Lake Huron will get 60,000 to 80,000 Atlantic salmon yearlings starting in 2013. That could climb to 120,000 in future years if more can be produced at Platte River State Fish Hatchery in Beulah, Grischke said. His agency has spent three years learning how to raise them. The hatchery primarily has been used to rear Chinook and Coho salmon. Growing Atlantics from an egg to yearling stage is a bit trickier, he said.
The Platte River facility draws water from the Platte River. Atlantic salmon are more susceptible than Coho and Chinook to diseases such as furunculosis and whirling disease, which might be present in the water. A $150,000 ultraviolet water filter was installed to reduce the potential for disease, a problem that initially plagued the experimental program.
The idea to stock Atlantic salmon originated with members of the Hammond Bay Area Anglers.

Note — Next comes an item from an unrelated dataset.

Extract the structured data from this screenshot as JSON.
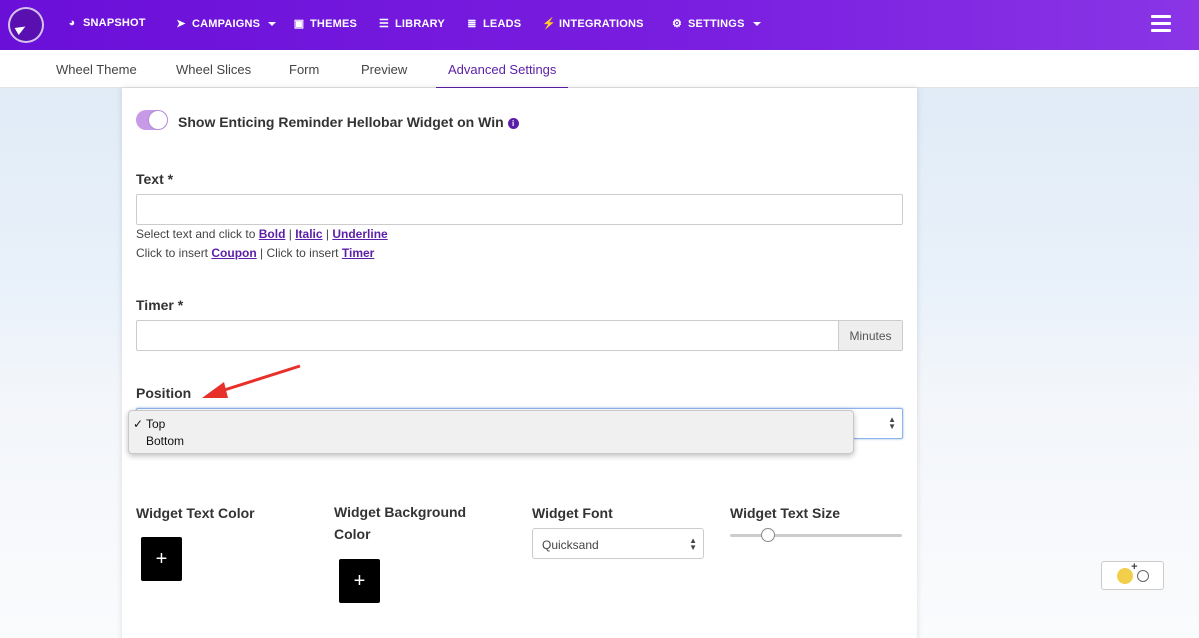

The group was aware of the success Lake Superior State University has had growing and stocking them on the St. Mary’s River at Sault Ste. Marie. Group members urged the DNR to attempt the same, hoping to fill the void created by the Lake Huron Chinook salmon collapse in 2004.

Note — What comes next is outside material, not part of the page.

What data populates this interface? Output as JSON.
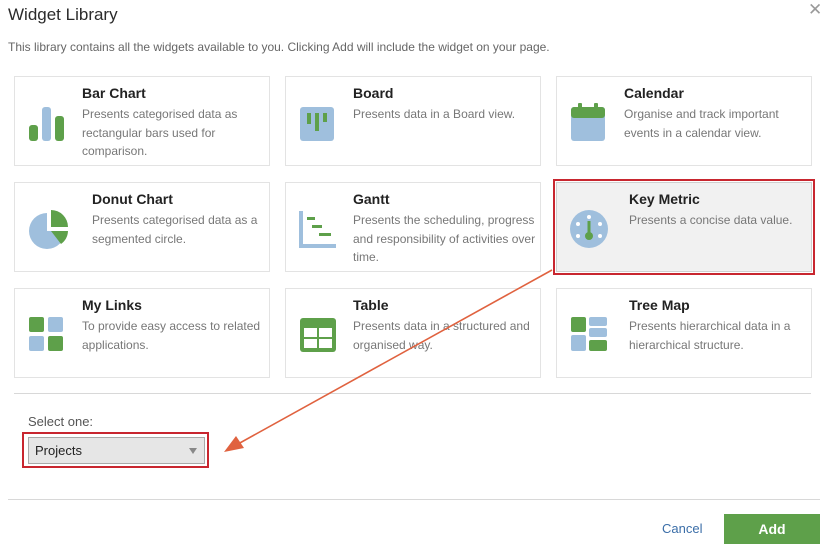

Atlantics are expected to survive where Chinook did not because they are opportunistic feeders. Their diet is more diverse than Chinooks, which only feed on alewives.